, but it is accessible to any browser or Internet device.
Floristics Projects: Idaho
Select a project from the map or list below:
- Payette National Forest and Vicinity. This represents the thesis project by Joy C. Handley. Fieldwork was conducted during the summers of 1999 and 2000. The area encompassed the Hitt, Cuddy, and West mountains, parts of the Seven Devils and Salmon River mountains including portions of Frank Church-River of Return and Hells Canyon Wilderness (including parts of Adams, Idaho, Valley, and Washington counties) for a total of 5,100 mi2 ranging in elevation from 1,400 to 9,545 feet. Collected were 12,062 specimens documenting 1,186 taxa. An addition of 113 “historical” taxa at the RM/USFS raised the total to 1,299 unique taxa. Species of conservation concern totaled 20 documented at 44 sites. Also vouchered were 139 exotics including 15 noxious weeds. Funding was provided by the National Fish and Wildlife Foundation, Bureau of Land Management, C. P. and Evelyn S. Plummer Trust, Dr. Thomas Ford (Aven Nelson Fellowship in Systematic Botany), Payette National Forest, and the University of Wyoming.
- Salmon-Challis National Forests.
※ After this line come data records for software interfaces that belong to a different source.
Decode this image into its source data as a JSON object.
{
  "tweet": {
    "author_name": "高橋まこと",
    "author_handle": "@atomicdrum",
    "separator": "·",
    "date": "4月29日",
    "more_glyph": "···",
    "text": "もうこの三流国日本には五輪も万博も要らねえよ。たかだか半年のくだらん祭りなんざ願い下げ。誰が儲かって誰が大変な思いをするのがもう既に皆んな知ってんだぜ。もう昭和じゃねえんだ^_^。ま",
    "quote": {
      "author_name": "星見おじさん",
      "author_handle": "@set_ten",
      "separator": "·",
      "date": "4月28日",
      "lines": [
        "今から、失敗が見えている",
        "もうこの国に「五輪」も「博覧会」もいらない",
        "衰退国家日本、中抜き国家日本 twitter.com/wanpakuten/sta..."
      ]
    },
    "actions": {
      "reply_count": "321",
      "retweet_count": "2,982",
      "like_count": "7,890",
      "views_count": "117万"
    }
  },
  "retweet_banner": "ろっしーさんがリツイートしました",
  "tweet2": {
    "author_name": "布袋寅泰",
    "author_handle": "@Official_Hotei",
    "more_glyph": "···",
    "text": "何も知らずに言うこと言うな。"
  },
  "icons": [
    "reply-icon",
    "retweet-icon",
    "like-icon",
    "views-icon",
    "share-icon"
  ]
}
- Targhee National Forest and Vicinity. This represents the thesis project by the late Stuart Markow. Fieldwork was conducted during the summers of 1991 and 1992. The area encompassed the Snake River, Big Hole, and west slope of the Teton ranges of Wyoming and Idaho, Island Park, Centennial Ridge, and Southern Beaverhead Range, Idaho (including parts of Lincoln and Teton counties, Wyoming; Bonneville, Clark, Fremont, Lemhi, Madison, and Teton counties, Idaho) for a total of 2,885 mi2 ranging in elevation from 5,600 to 11,383 feet. Collected were 13,442 specimens documenting 1,104 unique taxa. Lithospermum arvense represented a new record for Wyoming. Species of conservation concern totaled 21 documented at 31 sites. Also vouchered were 99 exotics including 15 noxious weeds. Funding was provided by the Targhee National Forest, The Nature Conservancy, and the University of Wyoming.